• "We can simply concatenate those tape symbols to form input string which will take that path" No, it won't; the machine can move left and then it won't see the "next" symbol. – Alexey Romanov Nov 16 '19 at 20:32
• Was really good exercise!! It made me realize that guessing string accepted by TM is not as easy as forming MST & concatenating its edge labels. I was completely ignoring left right movements. I have to agree its very difficult to figure out language accepted by TM given information of its transitions. I gave some try. I might not be fully correct. But at least I was able to figure out that first two dont accept anything & last two accept strings of form b(aa)*b, that too just looking at transitions & logically interpreting them to come up with acceptable strings. [continued...] – anir Nov 16 '19 at 21:19

Because this process doesn't necessarily end; you can end up discovering more and more possible configurations (state+tape) which would lead to accepting if they were ever reached, but never a legal initial configuration.

• "lead to accepting if they were ever reached". I am talking to start from accepting state and traverse transitions in reverse order to reach start state. Its like forming spanning tree on TM transitions with accepting states as a root and then check if spanning tree contains start state. I guess algorithm forming spanning tree wont run forever, right? Do I make sense? Or sound confusing? (I know I am asking somewhat more fundamental question, "why rice theorem works" if what I explain is correct. I feel I am missing something.) – anir Nov 16 '19 at 13:18
• @anir: the state of a computation includes the entire tape. So there is an unlimited number of states to investigate. – rici Nov 16 '19 at 14:16

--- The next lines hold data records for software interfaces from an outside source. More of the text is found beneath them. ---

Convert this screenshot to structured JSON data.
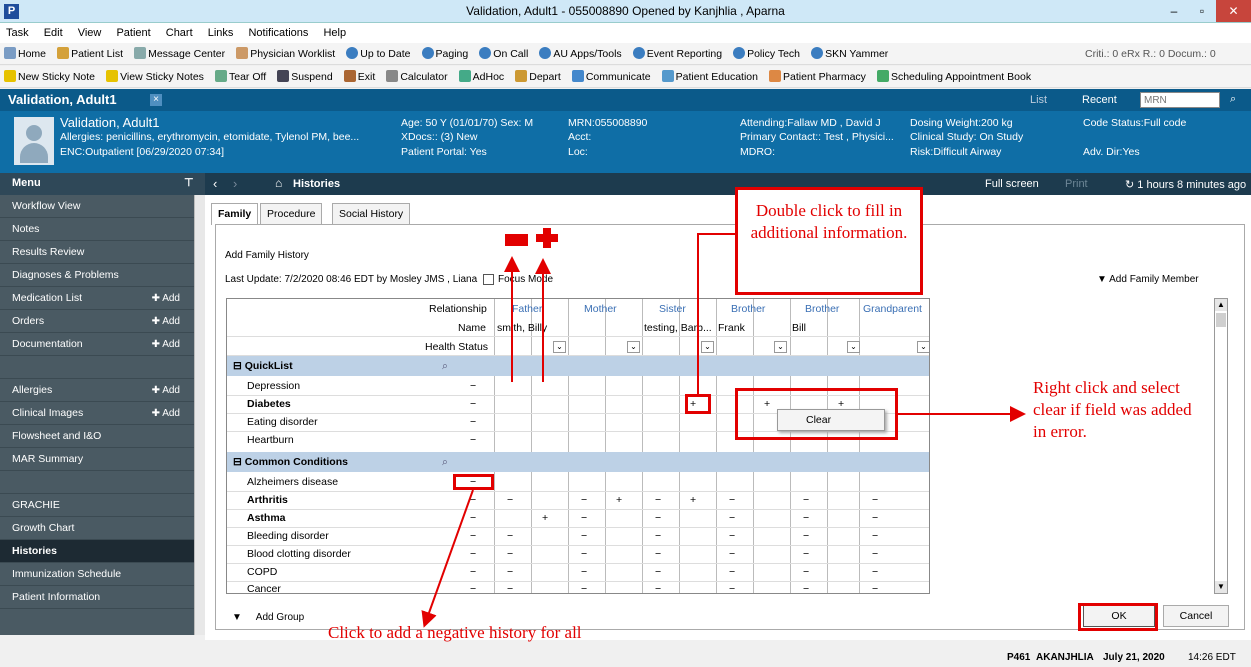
{
  "window": {
    "title": "Validation, Adult1 - 055008890 Opened by Kanjhlia , Aparna",
    "icon": "P",
    "minimize": "–",
    "maximize": "▫",
    "close": "✕"
  },
  "menubar": [
    "Task",
    "Edit",
    "View",
    "Patient",
    "Chart",
    "Links",
    "Notifications",
    "Help"
  ],
  "toolbar1": [
    "Home",
    "Patient List",
    "Message Center",
    "Physician Worklist",
    "Up to Date",
    "Paging",
    "On Call",
    "AU Apps/Tools",
    "Event Reporting",
    "Policy Tech",
    "SKN Yammer"
  ],
  "toolbar1_right": "Criti.: 0  eRx R.: 0  Docum.: 0",
  "toolbar2": [
    "New Sticky Note",
    "View Sticky Notes",
    "Tear Off",
    "Suspend",
    "Exit",
    "Calculator",
    "AdHoc",
    "Depart",
    "Communicate",
    "Patient Education",
    "Patient Pharmacy",
    "Scheduling Appointment Book"
  ],
  "patient_tab": {
    "name": "Validation, Adult1",
    "close": "×",
    "list_label": "List",
    "recent_label": "Recent",
    "mrn_placeholder": "MRN"
  },
  "banner": {
    "name": "Validation, Adult1",
    "allergies": "Allergies: penicillins, erythromycin, etomidate, Tylenol PM, bee...",
    "enc": "ENC:Outpatient [06/29/2020 07:34]",
    "age": "Age: 50 Y (01/01/70) Sex: M",
    "xdocs": "XDocs:: (3) New",
    "portal": "Patient Portal: Yes",
    "mrn": "MRN:055008890",
    "acct": "Acct:",
    "loc": "Loc:",
    "attending": "Attending:Fallaw MD , David J",
    "primary": "Primary Contact:: Test , Physici...",
    "mdro": "MDRO:",
    "dosing": "Dosing Weight:200 kg",
    "study": "Clinical Study: On Study",
    "risk": "Risk:Difficult Airway",
    "code": "Code Status:Full code",
    "advdir": "Adv. Dir:Yes"
  },
  "menu_title": "Menu",
  "sidebar": [
    {
      "label": "Workflow View",
      "add": ""
    },
    {
      "label": "Notes",
      "add": ""
    },
    {
      "label": "Results Review",
      "add": ""
    },
    {
      "label": "Diagnoses & Problems",
      "add": ""
    },
    {
      "label": "Medication List",
      "add": "Add"
    },
    {
      "label": "Orders",
      "add": "Add"
    },
    {
      "label": "Documentation",
      "add": "Add"
    },
    {
      "label": "",
      "add": ""
    },
    {
      "label": "Allergies",
      "add": "Add"
    },
    {
      "label": "Clinical Images",
      "add": "Add"
    },
    {
      "label": "Flowsheet and I&O",
      "add": ""
    },
    {
      "label": "MAR Summary",
      "add": ""
    },
    {
      "label": "",
      "add": ""
    },
    {
      "label": "GRACHIE",
      "add": ""
    },
    {
      "label": "Growth Chart",
      "add": ""
    },
    {
      "label": "Histories",
      "add": ""
    },
    {
      "label": "Immunization Schedule",
      "add": ""
    },
    {
      "label": "Patient Information",
      "add": ""
    }
  ],
  "content_header": {
    "title": "Histories",
    "fullscreen": "Full screen",
    "print": "Print",
    "refresh": "1 hours 8 minutes ago"
  },
  "tabs": [
    "Family",
    "Procedure",
    "Social History"
  ],
  "add_family_history": "Add Family History",
  "last_update": "Last Update: 7/2/2020 08:46 EDT by Mosley JMS , Liana",
  "focus_mode": "Focus Mode",
  "add_family_member": "Add Family Member",
  "grid": {
    "row_headers": [
      "Relationship",
      "Name",
      "Health Status"
    ],
    "members": [
      {
        "relationship": "Father",
        "name": "smith, Billy"
      },
      {
        "relationship": "Mother",
        "name": ""
      },
      {
        "relationship": "Sister",
        "name": "testing, Barb..."
      },
      {
        "relationship": "Brother",
        "name": "Frank"
      },
      {
        "relationship": "Brother",
        "name": "Bill"
      },
      {
        "relationship": "Grandparent",
        "name": ""
      }
    ],
    "sections": [
      {
        "title": "QuickList",
        "rows": [
          {
            "label": "Depression",
            "bold": false,
            "all": "−",
            "cells": [
              "",
              "",
              "",
              "",
              "",
              "",
              "",
              "",
              "",
              "",
              "",
              ""
            ]
          },
          {
            "label": "Diabetes",
            "bold": true,
            "all": "−",
            "cells": [
              "",
              "",
              "",
              "",
              "",
              "+",
              "",
              "+",
              "",
              "+",
              "",
              ""
            ]
          },
          {
            "label": "Eating disorder",
            "bold": false,
            "all": "−",
            "cells": [
              "",
              "",
              "",
              "",
              "",
              "",
              "",
              "",
              "",
              "",
              "",
              ""
            ]
          },
          {
            "label": "Heartburn",
            "bold": false,
            "all": "−",
            "cells": [
              "",
              "",
              "",
              "",
              "",
              "",
              "",
              "",
              "",
              "",
              "",
              ""
            ]
          }
        ]
      },
      {
        "title": "Common Conditions",
        "rows": [
          {
            "label": "Alzheimers disease",
            "bold": false,
            "all": "−",
            "cells": [
              "",
              "",
              "",
              "",
              "",
              "",
              "",
              "",
              "",
              "",
              "",
              ""
            ]
          },
          {
            "label": "Arthritis",
            "bold": true,
            "all": "−",
            "cells": [
              "−",
              "",
              "−",
              "+",
              "−",
              "+",
              "−",
              "",
              "−",
              "",
              "−",
              ""
            ]
          },
          {
            "label": "Asthma",
            "bold": true,
            "all": "−",
            "cells": [
              "",
              "+",
              "−",
              "",
              "−",
              "",
              "−",
              "",
              "−",
              "",
              "−",
              ""
            ]
          },
          {
            "label": "Bleeding disorder",
            "bold": false,
            "all": "−",
            "cells": [
              "−",
              "",
              "−",
              "",
              "−",
              "",
              "−",
              "",
              "−",
              "",
              "−",
              ""
            ]
          },
          {
            "label": "Blood clotting disorder",
            "bold": false,
            "all": "−",
            "cells": [
              "−",
              "",
              "−",
              "",
              "−",
              "",
              "−",
              "",
              "−",
              "",
              "−",
              ""
            ]
          },
          {
            "label": "COPD",
            "bold": false,
            "all": "−",
            "cells": [
              "−",
              "",
              "−",
              "",
              "−",
              "",
              "−",
              "",
              "−",
              "",
              "−",
              ""
            ]
          },
          {
            "label": "Cancer",
            "bold": false,
            "all": "−",
            "cells": [
              "−",
              "",
              "−",
              "",
              "−",
              "",
              "−",
              "",
              "−",
              "",
              "−",
              ""
            ]
          }
        ]
      }
    ]
  },
  "context_menu_item": "Clear",
  "add_group": "Add Group",
  "ok_button": "OK",
  "cancel_button": "Cancel",
  "status": {
    "code": "P461",
    "user": "AKANJHLIA",
    "date": "July 21, 2020",
    "time": "14:26 EDT"
  },
  "annotations": {
    "double_click": "Double click to fill in additional information.",
    "right_click": "Right click and select clear if field was added in error.",
    "negative": "Click to add a negative history for all family members listed."
  },
  "colors": {
    "annotation": "#e20000",
    "banner": "#0f6ea6",
    "sidebar": "#4a5a63",
    "section": "#bdd1e6"
  }
}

• "unlimited number of states"? I guess I was not able to convey what I mean clearly. Consider problem "given TM accepts nothing". We are given description of TM as encoded string which contains everything in encoded format: states, alphabet, allowed moves & transitions as explained in section 9.2.2 (page 63) of this pdf. I am talking to process this encoding, not the tape content. I hope this TM description code is finite in length and number of transitions is also finite. If yes, we can form MST in finite time. Am I missing anything? – anir Nov 16 '19 at 14:36